38. 2.2 The assessment of the Hungarian authorities regarding the legislative framework for CFT, especially the legal obligation to report FT suspicious transactions differs considerably from that of the assessors.

39. As for the implementation of the UNSCRs on CFT issues we would like to emphasize that the relevant EU regulations on restrictive measures adapted the mentioned resolutions. These EU regulations are directly enforceable and applicable in Hungary being a member state of the EU since May 1, 2004. Thus, the general legislative framework is in place and there is a need to complete in details the related implementing measures.

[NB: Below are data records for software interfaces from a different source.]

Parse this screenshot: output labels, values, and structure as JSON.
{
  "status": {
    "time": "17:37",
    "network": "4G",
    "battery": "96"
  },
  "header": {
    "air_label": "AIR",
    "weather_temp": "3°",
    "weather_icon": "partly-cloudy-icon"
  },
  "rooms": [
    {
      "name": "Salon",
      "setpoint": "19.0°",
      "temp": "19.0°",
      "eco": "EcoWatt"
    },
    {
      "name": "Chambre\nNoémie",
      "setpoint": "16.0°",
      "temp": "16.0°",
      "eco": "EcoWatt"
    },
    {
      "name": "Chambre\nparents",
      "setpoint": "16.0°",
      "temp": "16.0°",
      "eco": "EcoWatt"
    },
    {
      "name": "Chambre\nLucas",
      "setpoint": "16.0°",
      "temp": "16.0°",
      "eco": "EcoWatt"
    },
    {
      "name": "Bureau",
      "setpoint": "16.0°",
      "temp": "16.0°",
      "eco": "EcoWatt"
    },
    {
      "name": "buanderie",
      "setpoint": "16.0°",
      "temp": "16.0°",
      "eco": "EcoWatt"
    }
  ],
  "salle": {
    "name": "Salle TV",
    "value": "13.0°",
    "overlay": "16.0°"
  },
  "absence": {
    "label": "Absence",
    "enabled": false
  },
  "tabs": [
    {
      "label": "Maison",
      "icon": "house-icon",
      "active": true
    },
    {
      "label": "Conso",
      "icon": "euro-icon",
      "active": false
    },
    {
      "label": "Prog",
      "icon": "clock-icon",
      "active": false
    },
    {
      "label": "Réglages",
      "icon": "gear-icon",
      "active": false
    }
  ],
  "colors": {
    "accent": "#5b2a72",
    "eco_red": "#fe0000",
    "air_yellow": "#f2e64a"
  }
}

40. With respect to suspicious transaction reporting we would like to mention that the Hungarian authorities are of the opinion, the AML Act’s preamble gives the legal ground for the reporting STRs on data, facts and circumstances indicating terrorist financing. Although the preamble does not provide a solid legal basis, but the reporting system is effective in practice, and e.g., the Recommendation No.1/2004 of the HFSA defines guidelines for the service providers.

41. Furthermore it is well known that Hungarian financial service providers (banks, insurance companies, investment funds, etc.) have been heavily investing in FT screening software. It is also acknowledged in the assessment report that reports on FT suspicion are regularly sent to the FIU and there were two cases in 2004 when due to suspicion of FT assets were frozen. It is equally well known that the constantly updated EU terrorist list is publicly available on the homepage of the Hungarian Financial Supervisory Authority (HFSA) and all financial service providers are daily updating their screening systems accordingly. Furthermore the HFSA approves all AML/CFT internal rules of the financial service providers and without a comprehensive reporting system including FT reporting there is no chance to obtain an approval that is an essential element of a license. All on-site inspections of the HFSA focus on this subject.

42. However this and many more measures are summarily assessed as “No legal obligation for reporting STRs related to FT”.

43. Our point is that in the case of a well-functioning AML/CFT system accepted as such also by the assessors the very existence and the functioning of the system should be taken into account when assessing if there was a legal basis for the establishment of the system.

44. Finally, the high level of compliance of the Hungarian AML/CFT system with the international standards indicates the commitment of Hungary to fight against money laundering and suppressing the financing of terrorism. The achievements of Hungary serve as a well-grounded basis for further development of the AML/CFT system in place.


The assessment team was composed of Kiyotaka Sasaki and Paul Ashin (both MFD), Giuseppe Lombardo (LEG) and Dirk Merckx (Public Prosecutor of Belgium).


MONEYVAL, “Mutual Evaluation/Detailed Assessment Questionnaire—Hungary” (Budapest, January 31, 2005), Annex 1; MONEYVAL, “Second round evaluation report on Hungary,” (Strasbourg, December 13, 2002), pp. 5—8; United States Department of State, “International Narcotics Control Strategy Report—2003 (March 2004), Hungary sections in Parts I and II.


However, the Recommendation of the President of the HFSA 1/2004 provides that financial institutions should pay increased attention to the lists of terrorists and terrorism organizations and that they should immediately report to the competent investigation authorities in case of a suspicion of FT.


The HFSA updated the Recommendation relating to CDD requirements for correspondent banking relationship in April 2005 immediately following the on-site visit by the assessment team.